That’s kind of surprising to hear about lack of selection in Oz. I guess maybe the more densely populated areas are still far enough apart to make distribution tough.

Have you checked out Nick Zametti’s wood turning channel on YouTube? He’s in New Zealand and talks about the products he uses. Might be a supply source listed on his channel that you could utilize.


#9

It is more the conditions… with the exception of the coastal regions there is not enough water to support decent forests.

Also, what forests we do have are almost exclusively Eucalypt… for instance, did you know the name of Sydney’s Blue Mountains originated because the oil evaporating from the huge number of Eucalypts there creates a blue haze.

I have seen nothing like the mixed forests of Europe or the USA except on (very wealthy) private properties.

Pine here is grown in plantations.


#10

Oh I gotcha, I wasnt even thinking of the US domestic species. I’m in the US desert and have to have woods shipped in no matter the source or species. That expense is enough that may as well get imported exotics.

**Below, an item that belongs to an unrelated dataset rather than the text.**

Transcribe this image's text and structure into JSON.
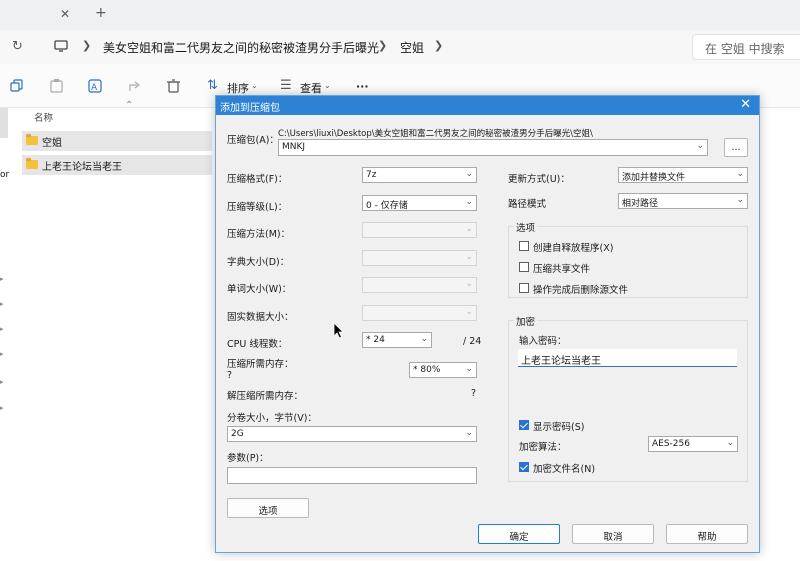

#11

Yeah, that is also a problem.

  • Firstly, anything imported receives the ‘Australia Tax’ and greatly increases in cost.
  • Secondly, we just don’t have the ‘maker culture’ like you do in the US. There is not the volume of requirement for nice (but very expensive) wood that could help moderate the prices

#12

See also:


#13

Just as an FYI I’ve purchased turning stock from them before. Good quality stuff but hardly ever square. And turning stock is usually sold green but this stuff was sopping wet. Like the cardboard box it shipped in was wet and stained on the inside. They do seal the ends but after a week in my apartment they began to check. I don’t think this experience will stop me from buying more from them but I will take care to dry it slower and built that into my project timeline.


#14

You mean green valley, or the other link I posted?

Green valley claims their thin stock is kiln dried, so I’ll soon see.


#15

Yes Green Valley. I have not ordered any of their thin stock just turning blanks. I think they even advertise that their turning blanks are green but they were REALLY green.


#16

I just got my first shipment from green valley (fast!). It’s all excellent quality, very flat, very consistent thickness. I am super impressed.

I did a little price comparison, it’s about 1/2 to 1/3 the price of the same materials at Woodcraft or Rockler, with a much better selection. They’re my new go-to.


#17

I was thinking of taking a road trip to Green Valley, but then I saw they are located in Brazil!

Oh wait, that’s Brazil, Indiana, so only two hours away. :wink:


#18

I see what you did there…

If you want to turn, but lathe is not in the cards may e this?


Lots of other table saw lathe ideas out there.

If you just want dowels there also good table saw jigs for it. I did this a couple months ago:


2x4 from the orange roof…


#19

I’ve seen some Eucalyptus bowls, and they look nice! That would be cool.
What tools did you go with? I have the carbide cutters from Easy Wood Tools.


#20

Only bought a lathe (350w Ryobi) with the heads and tools that came with it. Certainly better gouges are on the shopping list but i need to get my core skills up first.
Unfortunately all i have worked with thus far is dry dry dry pine and that has not been easy!

Eucalypt looks amazing when it is worked BUT it is an incredibly difficult wood to work with. It is extremely hard (even when green) and prone to tough knots and irregular grain
Even the early settlers only used eucalypt for building when they had no other option, but when you come upon an old settler’s house the wood is still strong and stable